How will the Global Gateway Clark (GGC) help position Central Luzon as a decongestion area for Metro Manila?
WILLIAMS: Region 3 has some unique characteristics that set it apart from other regions across the country: it is very affluent; it is highly populated; it boasts the second-highest concentration of higher education institutions outside of the National Capital Region; it is at the centre of Luzon Island; it is well connected by new tollways; and hosts major investment areas like the 4400-ha Clark Freeport Zone (CFZ). Within the CFZ, the Clark International Airport (CRK) also serves as a critical gateway, allowing for the seamless movement of people and goods in and out of the region and further boosting the attractiveness of the area. Given that the land available for lease within the CFZ has declined to less than 50 ha, further development is needed to catalyse the growth potential of the region.

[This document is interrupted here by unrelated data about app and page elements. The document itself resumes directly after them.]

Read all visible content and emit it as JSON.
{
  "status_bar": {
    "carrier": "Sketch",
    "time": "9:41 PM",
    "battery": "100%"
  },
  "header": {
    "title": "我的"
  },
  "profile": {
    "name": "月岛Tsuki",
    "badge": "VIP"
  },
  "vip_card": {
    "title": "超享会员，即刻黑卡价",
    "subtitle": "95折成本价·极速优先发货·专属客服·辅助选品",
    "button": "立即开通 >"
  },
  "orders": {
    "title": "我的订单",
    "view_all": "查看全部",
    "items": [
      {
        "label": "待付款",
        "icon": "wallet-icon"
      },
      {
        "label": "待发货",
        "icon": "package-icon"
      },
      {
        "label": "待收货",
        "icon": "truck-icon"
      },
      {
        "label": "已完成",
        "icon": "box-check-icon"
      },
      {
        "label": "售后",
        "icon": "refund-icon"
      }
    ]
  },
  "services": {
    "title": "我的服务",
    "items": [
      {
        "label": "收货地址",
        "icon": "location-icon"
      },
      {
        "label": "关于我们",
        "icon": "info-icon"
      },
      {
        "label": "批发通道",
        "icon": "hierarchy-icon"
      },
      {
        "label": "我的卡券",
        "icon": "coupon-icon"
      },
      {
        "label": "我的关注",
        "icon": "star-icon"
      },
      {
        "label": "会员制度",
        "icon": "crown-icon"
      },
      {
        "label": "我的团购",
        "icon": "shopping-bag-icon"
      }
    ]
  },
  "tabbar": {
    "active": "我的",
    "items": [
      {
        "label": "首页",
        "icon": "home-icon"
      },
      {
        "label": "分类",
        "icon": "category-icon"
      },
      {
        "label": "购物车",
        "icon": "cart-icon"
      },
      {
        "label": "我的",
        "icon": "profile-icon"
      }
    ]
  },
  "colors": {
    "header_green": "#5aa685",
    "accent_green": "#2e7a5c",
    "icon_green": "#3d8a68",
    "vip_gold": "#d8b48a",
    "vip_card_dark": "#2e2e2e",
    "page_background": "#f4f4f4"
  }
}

It is within this context that the GGC, a 177-ha master-planned, mixed-use commercial complex aims to unlock value by developing office, retail, residential, logistics and health infrastructure. The scale of the project is significant, as it will create 5.8m sq metres of floor space and generate 500,000 jobs upon completion. The project’s location puts it within 10 minutes from the 1.5m people of Mabalacat and Angeles City, and one hour from another 10m people. Moreover, the relocation of investors into the GGC will drive a higher utilisation of CRK. The GGC master plan consists of four development zones: a logistics park; a town centre which includes residential, commercial, institutional and leisure components; an aeropark with predominantly open spaces, geared to host office space for the business process outsourcing (BPO) industry; and a business park, which would serve as the central business district.
In what ways is GGC raising its standards of environmental sustainability and disaster preparedness?
WILLIAMS: The outsourcing industry is routinely upgrading the quality standards of office space all over the country by pushing for higher scores in areas that benefit employees – an essential consideration for BPO locators. Leadership in Energy and Environmental Design is favoured as a green building certification, given its higher recognition internationally. Increasingly though, the standards are rising in order to meet new demands by tenants, as they are even more discerning about the quality of buildings. Major factors currently being considered to enhance overall quality include proximity to where employees live, the amount of surrounding green space, the amount of natural lighting in addition to other criteria that make a project more appealing to tenants. Rental prices on average represent less than 10% of operating costs for BPOs, whereas their employee costs can easily surpass 80% of total cost. This is because of high turnover rates, often caused by undesirable working conditions and lengthy commuting times. To offset this, BPO locators often prefer to pay higher rent for a quality building that is more conducive to a desirable workplace. If a developer is able to deliver this type of building, it can more effectively attract the BPO segment and nurture its decentralisation from the metropolis.
Disaster resilience and environmental sustainability in buildings are tackled on multiple fronts. Reliability of power at the GGC is supported by the use of prime generators that run for thousands of hours before needing a maintenance overhaul, as opposed to the typical standby generators that only run for 300 hours before they need a complete maintenance overhaul. Similarly, future water supply is guaranteed through developed onsite reservoirs. In most cases, earthquakes are a much higher concern to BPOs and international locators than typhoons and floods, due the level of disruption that they can cause. As a result, earthquake resilience is a major consideration for new investments. In any case, Central Luzon is ideally situated, as it is far removed from any existing fault lines, making it a desirable site for a disaster recovery area, and its location inland makes it far less susceptible to typhoons than the greater Manila area.